Later, the emblem of the 22nd Company was changed to feature an artillery-laden bear in recognition of Wotjek’s efforts. And as his legend spread, officials in Poland hoped to install the now-famous creature in a zoo. However, the soldiers – who had no desire to return to their Soviet-controlled homeland – had grown attached to their four-legged friend.
Instead, Wotjek accompanied the men of the 22nd Company to Scotland after the war, where they stayed for a time in a temporary settlement in Berwickshire. But after a while, they all began new lives of their own, leaving the bear in need of a permanent home. Eventually, he found his way to Edinburgh Zoo, where he lived out the rest of his days in relative peace.
From time to time, some of Wotjek’s old comrades would visit him in the zoo, where it’s said that he’d still perform an impressive trick. Apparently, whenever the bear heard someone speaking in Polish, he would respond by raising his paw in a salute. Loyal to the last, he remained in captivity in Scotland until he passed away in 1963.
But Wotjek’s story didn’t end there. In 2015 a group of people from the heroic bear’s home country joined forces with Scots to raise the funds for a memorial. Today, it stands on a slab of Polish granite in West Princes Street Gardens in Edinburgh. Speaking to The Independent in 2018, Narebski explained, “Wotjek could not return to Poland. But he is staying on Polish soil.”
But the statue isn’t the only thing ensuring that this remarkable tale is remembered.

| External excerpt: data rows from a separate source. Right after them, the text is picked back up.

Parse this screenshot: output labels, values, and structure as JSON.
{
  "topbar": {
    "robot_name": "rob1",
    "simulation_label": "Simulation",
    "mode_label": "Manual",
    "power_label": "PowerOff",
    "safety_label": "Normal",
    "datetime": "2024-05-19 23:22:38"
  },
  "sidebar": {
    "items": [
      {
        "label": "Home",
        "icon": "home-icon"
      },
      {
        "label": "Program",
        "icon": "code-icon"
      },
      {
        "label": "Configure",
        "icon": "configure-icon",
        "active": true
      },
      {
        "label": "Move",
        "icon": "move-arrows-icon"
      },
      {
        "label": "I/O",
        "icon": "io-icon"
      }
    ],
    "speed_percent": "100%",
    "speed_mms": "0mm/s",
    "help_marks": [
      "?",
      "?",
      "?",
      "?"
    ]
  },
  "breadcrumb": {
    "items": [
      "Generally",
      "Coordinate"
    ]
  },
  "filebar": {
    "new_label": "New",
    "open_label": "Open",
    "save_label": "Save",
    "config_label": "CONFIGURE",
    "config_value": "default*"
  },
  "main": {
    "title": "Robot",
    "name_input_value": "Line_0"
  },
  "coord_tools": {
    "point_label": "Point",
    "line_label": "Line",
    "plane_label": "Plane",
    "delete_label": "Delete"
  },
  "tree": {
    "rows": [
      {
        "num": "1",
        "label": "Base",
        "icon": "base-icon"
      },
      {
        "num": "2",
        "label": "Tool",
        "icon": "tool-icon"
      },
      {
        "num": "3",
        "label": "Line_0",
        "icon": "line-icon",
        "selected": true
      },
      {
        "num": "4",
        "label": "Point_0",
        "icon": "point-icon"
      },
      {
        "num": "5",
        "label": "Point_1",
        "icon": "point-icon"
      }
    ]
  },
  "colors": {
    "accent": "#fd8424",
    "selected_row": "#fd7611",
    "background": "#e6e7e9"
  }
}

In 2011 a documentary entitled Wotjek: The Bear That Went To War was released, featuring narration by the thespian Brian Blessed. And currently, plans are in the works to create an animated movie about the creature’s adventures. Now, a whole new audience will find out what happened when an orphaned cub was taken on a most unlikely journey.